ACTIVITY:
The listing that follows should be copied in full, exactly as written.

DATA TO EXAMINE:
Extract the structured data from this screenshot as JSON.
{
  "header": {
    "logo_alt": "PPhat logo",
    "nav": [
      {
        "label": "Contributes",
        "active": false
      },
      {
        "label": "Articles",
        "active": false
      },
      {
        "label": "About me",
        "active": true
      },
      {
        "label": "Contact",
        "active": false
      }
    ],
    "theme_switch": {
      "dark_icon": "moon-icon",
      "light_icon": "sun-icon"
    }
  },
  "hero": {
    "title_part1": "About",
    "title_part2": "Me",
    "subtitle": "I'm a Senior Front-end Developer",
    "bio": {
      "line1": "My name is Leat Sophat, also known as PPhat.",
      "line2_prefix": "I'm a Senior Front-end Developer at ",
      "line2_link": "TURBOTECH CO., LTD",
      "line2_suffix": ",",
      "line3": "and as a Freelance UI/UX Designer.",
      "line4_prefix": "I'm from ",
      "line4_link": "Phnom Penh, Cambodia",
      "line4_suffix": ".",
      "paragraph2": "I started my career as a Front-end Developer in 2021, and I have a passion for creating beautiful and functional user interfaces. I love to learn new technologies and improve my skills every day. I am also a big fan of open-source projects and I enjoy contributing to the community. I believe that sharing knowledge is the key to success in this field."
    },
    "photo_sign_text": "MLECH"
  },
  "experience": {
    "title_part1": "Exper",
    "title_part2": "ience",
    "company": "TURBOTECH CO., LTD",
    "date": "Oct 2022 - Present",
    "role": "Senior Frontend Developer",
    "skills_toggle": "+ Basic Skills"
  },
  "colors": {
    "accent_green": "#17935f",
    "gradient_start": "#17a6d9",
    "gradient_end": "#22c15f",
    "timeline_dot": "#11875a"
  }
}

RESPONSE BELOW:
Extract the structured data from this screenshot as JSON.
{
  "header": {
    "logo_alt": "PPhat logo",
    "nav": [
      {
        "label": "Contributes",
        "active": false
      },
      {
        "label": "Articles",
        "active": false
      },
      {
        "label": "About me",
        "active": true
      },
      {
        "label": "Contact",
        "active": false
      }
    ],
    "theme_switch": {
      "dark_icon": "moon-icon",
      "light_icon": "sun-icon"
    }
  },
  "hero": {
    "title_part1": "About",
    "title_part2": "Me",
    "subtitle": "I'm a Senior Front-end Developer",
    "bio": {
      "line1": "My name is Leat Sophat, also known as PPhat.",
      "line2_prefix": "I'm a Senior Front-end Developer at ",
      "line2_link": "TURBOTECH CO., LTD",
      "line2_suffix": ",",
      "line3": "and as a Freelance UI/UX Designer.",
      "line4_prefix": "I'm from ",
      "line4_link": "Phnom Penh, Cambodia",
      "line4_suffix": ".",
      "paragraph2": "I started my career as a Front-end Developer in 2021, and I have a passion for creating beautiful and functional user interfaces. I love to learn new technologies and improve my skills every day. I am also a big fan of open-source projects and I enjoy contributing to the community. I believe that sharing knowledge is the key to success in this field."
    },
    "photo_sign_text": "MLECH"
  },
  "experience": {
    "title_part1": "Exper",
    "title_part2": "ience",
    "company": "TURBOTECH CO., LTD",
    "date": "Oct 2022 - Present",
    "role": "Senior Frontend Developer",
    "skills_toggle": "+ Basic Skills"
  },
  "colors": {
    "accent_green": "#17935f",
    "gradient_start": "#17a6d9",
    "gradient_end": "#22c15f",
    "timeline_dot": "#11875a"
  }
}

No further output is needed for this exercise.